The KickBack Machine is a research tool. It's designed to help artists, creators, and entrepreneurs do their crowdfunding homework.
Before you launch your own Kickstarter campaign, it's important to research past projects, so you can understand what works and what doesn't.
Kickstarter's website does a good job of helping you find past successes. But it can be very difficult to find past projects that failed to meet their funding goal.
The KickBack Machine allows you to browse past successes and failures to help you better plan your own campaign.
Here are a few of the sorts of things you can find with the KickBack Machine that you can't easily find at Kickstarter.com:
Because it's important to learn from the past. For aspiring crowdfunders, there's much to learn from past campaigns, both successes and failures.
As Scott Steinberg writes in The Crowdfunding Bible:
Whatever your approach to crowdfunding, your first order of business is to take a hard, analytical look at projects that have succeeded, as well as ventures that have failed. Your goal: To observe and learn how successful projects work, and to understand the subtle nuances and tactics that determine why some triumph while others don't.
Unfortunately, Kickstarter makes it difficult to find examples of "ventures that have failed." That's why this site exists.
Not far. The KickBack Machine started collecting Kickstarter projects in June 2012. Because of the way Kickstarter's website displays information, we can't accurately capture projects from before then. That said, new projects are being added to the archive every day.

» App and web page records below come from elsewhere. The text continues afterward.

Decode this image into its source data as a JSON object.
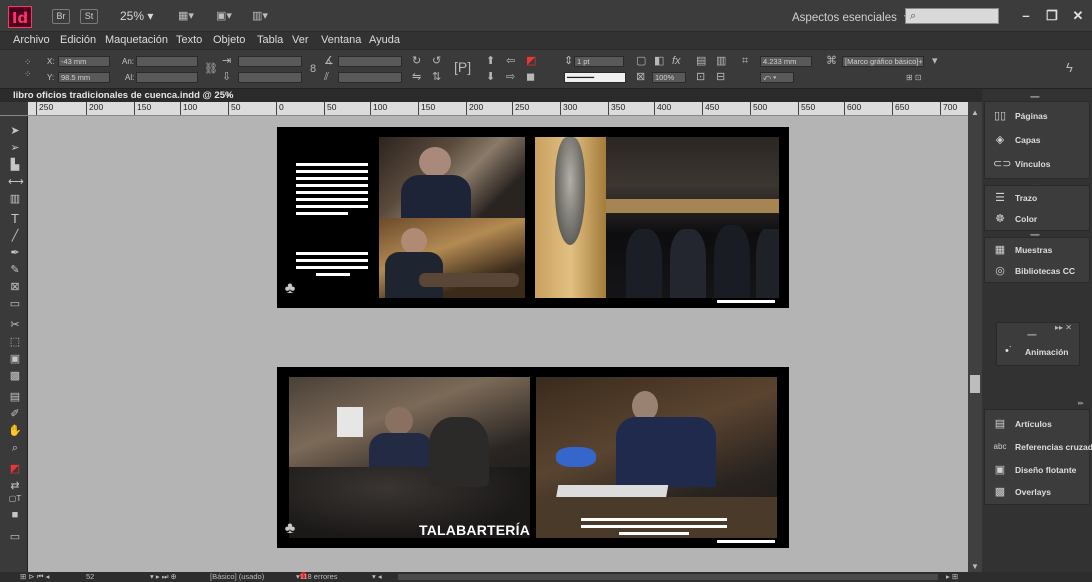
{
  "app": {
    "logo_text": "Id",
    "bridge_label": "Br",
    "stock_label": "St",
    "zoom": "25% ▾",
    "workspace": "Aspectos esenciales",
    "workspace_caret": "▾"
  },
  "menu": [
    "Archivo",
    "Edición",
    "Maquetación",
    "Texto",
    "Objeto",
    "Tabla",
    "Ver",
    "Ventana",
    "Ayuda"
  ],
  "control": {
    "x_label": "X:",
    "x_value": "-43 mm",
    "y_label": "Y:",
    "y_value": "98.5 mm",
    "w_label": "An:",
    "h_label": "Al:",
    "stroke_weight": "1 pt",
    "opacity": "100%",
    "size_value": "4.233 mm",
    "frame_style": "[Marco gráfico básico]+"
  },
  "document": {
    "tab_title": "libro oficios tradicionales de cuenca.indd @ 25%",
    "close": "×"
  },
  "ruler": {
    "ticks": [
      "250",
      "200",
      "150",
      "100",
      "50",
      "0",
      "50",
      "100",
      "150",
      "200",
      "250",
      "300",
      "350",
      "400",
      "450",
      "500",
      "550",
      "600",
      "650",
      "700"
    ]
  },
  "spread2": {
    "heading": "TALABARTERÍA"
  },
  "panels": {
    "group1": [
      "Páginas",
      "Capas",
      "Vínculos"
    ],
    "group2": [
      "Trazo",
      "Color"
    ],
    "group3": [
      "Muestras",
      "Bibliotecas CC"
    ],
    "floating": "Animación",
    "group4": [
      "Artículos",
      "Referencias cruzadas",
      "Diseño flotante",
      "Overlays"
    ]
  },
  "status": {
    "page": "52",
    "master": "[Básico] (usado)",
    "errors": "118 errores"
  },
  "colors": {
    "accent": "#ff3366",
    "canvas": "#b4b4b4",
    "chrome": "#323232"
  }
}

The KickBack Machine was written in Python and runs on Google App Engine. The layout is based on Twitter Bootstrap with the Spacelab Bootswatch. This site uses jQuery and jQuery UI. Also, Ben Davies's PagedQuery, Paul Irish's Infinite Scroll, Addy Osmani's jQuery UI Bootstrap, and some other stuff.